The difference between these two groups of animals also extends into how they regulate temperature and maintain homeostasis. Reptiles are ectotherms; this means that they depend on external sources such as sunlight or warm rocks to regulate body temperature, while amphibians are poikilotherms that rely on both internal and external sources.

This affects where each type of animal can live; reptiles tend to inhabit dry environments while amphibians prefer moist ones. Overall, reptiles and amphibians have distinct ways of breathing, obtaining oxygen and regulating temperature which helps determine where each species lives and how it survives best.

Egg Laying And Incubation

Reptiles and amphibians are both vertebrates, meaning they have a backbone. However, there are distinct differences between the two that set them apart.

One of the primary differences is in the way they reproduce. Reptiles lay eggs and then incubate them until hatching, while amphibians do not.

Reptile eggs are typically coated with a leathery or rubbery material to protect them from drying out as well as other environmental factors such as temperature variations or predation. This coating also helps to maintain the water content of the eggs, which is vital for development. The incubation period of reptile eggs varies greatly depending on species and environmental conditions, but can range from several weeks to several months before hatching.

In contrast, amphibians usually reproduce by means of external fertilization in which sperm and egg cells meet outside their bodies. The fertilized eggs develop into larvae which spend time in water until they metamorphose into their adult form with limbs and lungs – depending on the species – after which they leave the water for land-based habitats.

wild animal collection amphibian toad frog and salamander

Anatomy And Physiology

Although reptiles and amphibians share many similarities, they have distinct differences.

For example, reptiles are ectothermic, meaning that they rely on external sources of heat to regulate their body temperature.

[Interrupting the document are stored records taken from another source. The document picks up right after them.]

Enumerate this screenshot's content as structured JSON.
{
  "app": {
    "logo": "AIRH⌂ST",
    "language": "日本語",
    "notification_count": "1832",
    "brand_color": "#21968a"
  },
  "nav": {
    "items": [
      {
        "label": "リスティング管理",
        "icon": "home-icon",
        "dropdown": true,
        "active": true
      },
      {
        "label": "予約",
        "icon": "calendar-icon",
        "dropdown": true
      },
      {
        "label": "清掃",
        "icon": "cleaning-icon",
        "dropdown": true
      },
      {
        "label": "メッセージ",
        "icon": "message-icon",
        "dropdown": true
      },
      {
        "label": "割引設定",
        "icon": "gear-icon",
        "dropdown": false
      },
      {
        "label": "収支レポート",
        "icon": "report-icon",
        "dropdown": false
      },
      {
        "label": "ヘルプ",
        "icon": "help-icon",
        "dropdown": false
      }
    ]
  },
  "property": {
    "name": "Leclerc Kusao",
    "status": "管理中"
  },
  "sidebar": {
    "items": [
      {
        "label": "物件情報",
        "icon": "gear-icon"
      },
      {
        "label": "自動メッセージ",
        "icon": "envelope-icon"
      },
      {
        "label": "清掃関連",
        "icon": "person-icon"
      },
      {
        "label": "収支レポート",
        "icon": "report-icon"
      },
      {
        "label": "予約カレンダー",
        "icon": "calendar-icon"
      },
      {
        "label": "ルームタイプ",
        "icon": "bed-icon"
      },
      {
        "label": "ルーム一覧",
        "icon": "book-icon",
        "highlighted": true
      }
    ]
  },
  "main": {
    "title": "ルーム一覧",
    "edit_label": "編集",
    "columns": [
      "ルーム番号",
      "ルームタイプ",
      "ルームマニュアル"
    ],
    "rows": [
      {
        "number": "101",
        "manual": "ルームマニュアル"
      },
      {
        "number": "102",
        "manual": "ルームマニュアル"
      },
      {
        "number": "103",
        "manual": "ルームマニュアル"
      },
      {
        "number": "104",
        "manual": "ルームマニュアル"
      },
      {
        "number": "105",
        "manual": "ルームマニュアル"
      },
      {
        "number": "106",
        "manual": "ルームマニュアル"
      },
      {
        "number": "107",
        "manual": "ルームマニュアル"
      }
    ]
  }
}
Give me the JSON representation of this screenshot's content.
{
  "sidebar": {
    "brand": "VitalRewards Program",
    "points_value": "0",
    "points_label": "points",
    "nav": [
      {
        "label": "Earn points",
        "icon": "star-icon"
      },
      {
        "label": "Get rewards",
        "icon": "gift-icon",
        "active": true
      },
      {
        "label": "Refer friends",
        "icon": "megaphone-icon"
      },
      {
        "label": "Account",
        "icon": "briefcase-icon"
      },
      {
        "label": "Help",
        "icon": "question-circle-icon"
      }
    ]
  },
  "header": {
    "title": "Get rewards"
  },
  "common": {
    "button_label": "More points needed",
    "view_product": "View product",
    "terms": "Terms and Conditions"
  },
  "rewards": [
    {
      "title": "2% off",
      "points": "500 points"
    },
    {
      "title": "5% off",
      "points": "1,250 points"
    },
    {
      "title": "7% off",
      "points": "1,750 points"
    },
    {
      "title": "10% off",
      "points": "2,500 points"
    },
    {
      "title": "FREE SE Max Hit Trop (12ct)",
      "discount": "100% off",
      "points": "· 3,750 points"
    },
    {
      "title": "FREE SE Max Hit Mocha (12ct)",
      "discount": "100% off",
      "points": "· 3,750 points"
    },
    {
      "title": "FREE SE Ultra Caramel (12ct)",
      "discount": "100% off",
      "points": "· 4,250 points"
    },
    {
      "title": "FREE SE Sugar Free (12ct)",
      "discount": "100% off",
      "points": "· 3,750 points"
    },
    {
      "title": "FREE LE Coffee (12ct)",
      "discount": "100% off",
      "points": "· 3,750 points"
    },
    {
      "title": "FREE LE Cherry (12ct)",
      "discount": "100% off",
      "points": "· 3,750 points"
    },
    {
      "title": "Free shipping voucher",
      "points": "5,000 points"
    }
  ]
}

Amphibians, on the other hand, are able to produce their own body heat through metabolic processes.

In addition, the skin of a reptile is typically covered in scales or bony plates while amphibians have moist skin often covered with mucous glands.

Lastly, most reptiles lay eggs with leathery shells whereas amphibians lay eggs in water and usually lack a hard shell.

When it comes to anatomy and physiology, there are also notable differences between these two groups of animals.

Reptiles typically have four legs and a long tail while amphibians may have four legs or two legs depending on the species.

Additionally, reptiles breathe using lungs as well as through their skin while amphibians generally only breath through their skin.

Furthermore, reptiles possess a three-chamber heart which helps them transport oxygen to all parts of their bodies more efficiently than amphibians whose hearts only contain two chambers.

Overall, although there are similarities between these two types of animals due to their shared evolutionary ancestry, there are also important distinctions between them when it comes to egg laying and incubation, as well as anatomy and physiology.

Understanding the differences between these two groups can help us better appreciate the various adaptations that each species has evolved over time in order to survive in different environments.


Reptiles and amphibians are two distinct species, with many similarities and differences. Reptiles evolved from land-dwelling amphibians millions of years ago. They have adapted to a wide range of habitats and environments, requiring different levels of oxygen for respiration.

Reptiles lay eggs which must be incubated in order to hatch, while amphibians often lay their eggs in water, where they develop without the need for incubation. Anatomically and physiologically these creatures differ greatly; reptiles are covered in scales or plates while amphibians have moist skin, and reptiles have lungs while amphibians absorb oxygen through their skin.

While these species share many traits, it’s clear that there are enough differences to separate them into two distinct categories. I hope this article has helped you understand the difference between reptiles and amphibians better.